WORK TASK: Where the records hold the string "Default", show the whole line it sits on.
GIVEN DATA: Begin
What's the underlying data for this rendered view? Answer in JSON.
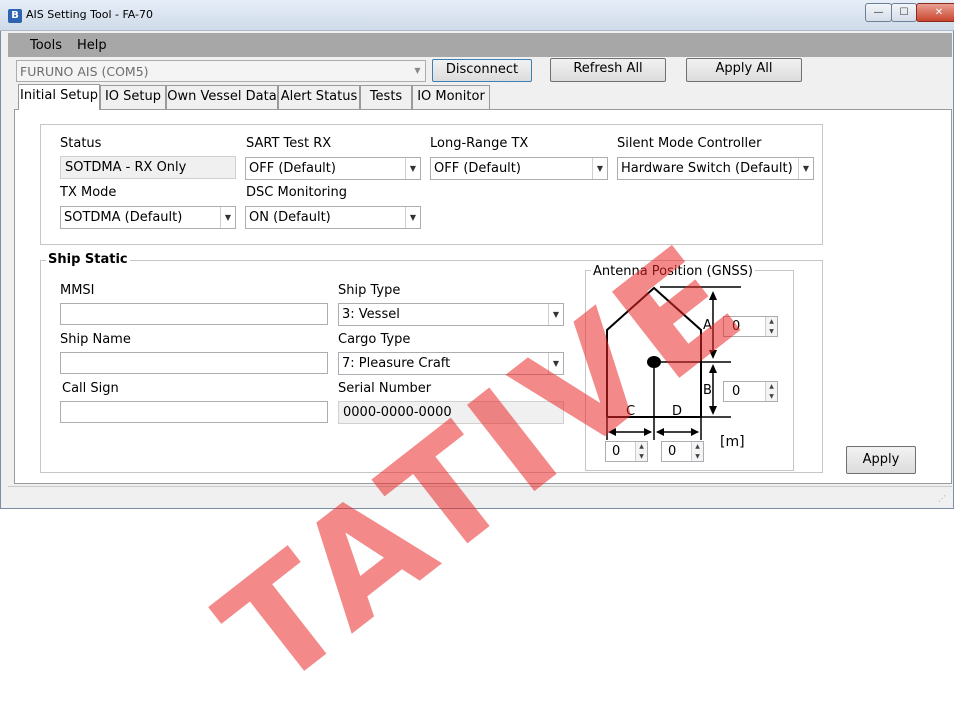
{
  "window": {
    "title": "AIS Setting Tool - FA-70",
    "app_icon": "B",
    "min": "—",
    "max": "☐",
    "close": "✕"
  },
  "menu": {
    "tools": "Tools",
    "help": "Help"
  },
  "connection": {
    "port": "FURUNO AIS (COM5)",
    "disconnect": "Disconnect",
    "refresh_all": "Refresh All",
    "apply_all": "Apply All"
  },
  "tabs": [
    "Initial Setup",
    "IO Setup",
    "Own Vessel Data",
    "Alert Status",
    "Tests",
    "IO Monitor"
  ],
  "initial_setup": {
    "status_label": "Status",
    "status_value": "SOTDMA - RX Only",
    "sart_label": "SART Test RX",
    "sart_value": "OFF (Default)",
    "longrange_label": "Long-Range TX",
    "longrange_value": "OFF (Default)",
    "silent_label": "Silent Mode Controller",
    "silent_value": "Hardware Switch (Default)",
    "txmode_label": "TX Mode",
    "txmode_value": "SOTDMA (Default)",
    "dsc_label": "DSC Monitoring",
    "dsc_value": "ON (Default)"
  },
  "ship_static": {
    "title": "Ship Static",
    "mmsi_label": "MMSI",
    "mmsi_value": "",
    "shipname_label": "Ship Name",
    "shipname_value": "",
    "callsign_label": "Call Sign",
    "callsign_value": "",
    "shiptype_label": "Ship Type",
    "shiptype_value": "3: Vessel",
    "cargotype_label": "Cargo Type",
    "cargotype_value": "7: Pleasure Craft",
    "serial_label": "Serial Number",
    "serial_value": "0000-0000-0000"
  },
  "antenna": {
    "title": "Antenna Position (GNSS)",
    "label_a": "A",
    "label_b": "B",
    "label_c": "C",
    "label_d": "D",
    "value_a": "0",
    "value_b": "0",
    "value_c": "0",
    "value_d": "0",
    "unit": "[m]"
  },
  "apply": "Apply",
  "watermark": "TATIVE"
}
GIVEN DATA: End
TASK RESPONSE:
    "sart_value": "OFF (Default)",
    "longrange_value": "OFF (Default)",
    "silent_value": "Hardware Switch (Default)",
    "txmode_value": "SOTDMA (Default)",
    "dsc_value": "ON (Default)"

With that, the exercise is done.